_TASK:_ Write only the number of lines in the entries below that contain the word "What".

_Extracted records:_
□ □ □ □ □
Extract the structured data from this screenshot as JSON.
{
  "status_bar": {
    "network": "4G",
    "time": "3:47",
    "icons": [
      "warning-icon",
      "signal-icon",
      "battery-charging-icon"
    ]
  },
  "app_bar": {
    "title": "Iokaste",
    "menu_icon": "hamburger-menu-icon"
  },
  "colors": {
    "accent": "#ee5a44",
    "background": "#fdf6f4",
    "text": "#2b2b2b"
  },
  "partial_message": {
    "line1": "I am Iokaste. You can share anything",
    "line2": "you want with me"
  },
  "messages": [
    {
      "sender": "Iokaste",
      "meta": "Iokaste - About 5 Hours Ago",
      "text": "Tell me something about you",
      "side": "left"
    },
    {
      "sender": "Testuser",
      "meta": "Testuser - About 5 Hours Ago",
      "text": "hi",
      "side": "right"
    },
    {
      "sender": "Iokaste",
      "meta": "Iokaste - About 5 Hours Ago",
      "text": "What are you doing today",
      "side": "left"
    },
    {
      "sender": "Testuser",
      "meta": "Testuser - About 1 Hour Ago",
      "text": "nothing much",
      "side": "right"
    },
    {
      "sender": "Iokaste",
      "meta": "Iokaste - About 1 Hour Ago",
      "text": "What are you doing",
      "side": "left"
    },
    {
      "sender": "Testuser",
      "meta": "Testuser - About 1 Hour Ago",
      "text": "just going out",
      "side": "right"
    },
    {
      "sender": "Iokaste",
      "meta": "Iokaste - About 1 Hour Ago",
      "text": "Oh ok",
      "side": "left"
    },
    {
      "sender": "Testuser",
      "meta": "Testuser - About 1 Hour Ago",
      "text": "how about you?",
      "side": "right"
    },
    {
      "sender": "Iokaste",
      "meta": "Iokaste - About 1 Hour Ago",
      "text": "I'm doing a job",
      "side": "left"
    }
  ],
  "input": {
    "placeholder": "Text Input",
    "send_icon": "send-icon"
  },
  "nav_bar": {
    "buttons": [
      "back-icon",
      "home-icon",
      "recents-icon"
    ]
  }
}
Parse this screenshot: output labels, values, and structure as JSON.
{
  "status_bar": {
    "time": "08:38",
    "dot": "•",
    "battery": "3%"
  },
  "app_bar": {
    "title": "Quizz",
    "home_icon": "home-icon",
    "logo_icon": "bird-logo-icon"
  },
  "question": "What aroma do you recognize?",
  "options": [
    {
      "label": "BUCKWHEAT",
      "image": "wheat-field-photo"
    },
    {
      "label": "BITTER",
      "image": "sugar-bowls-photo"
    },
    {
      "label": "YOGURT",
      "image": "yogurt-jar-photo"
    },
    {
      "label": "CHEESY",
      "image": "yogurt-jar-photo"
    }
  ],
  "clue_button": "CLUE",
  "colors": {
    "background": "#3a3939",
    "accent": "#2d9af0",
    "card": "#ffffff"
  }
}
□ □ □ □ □
_SOLUTION BELOW:_ 3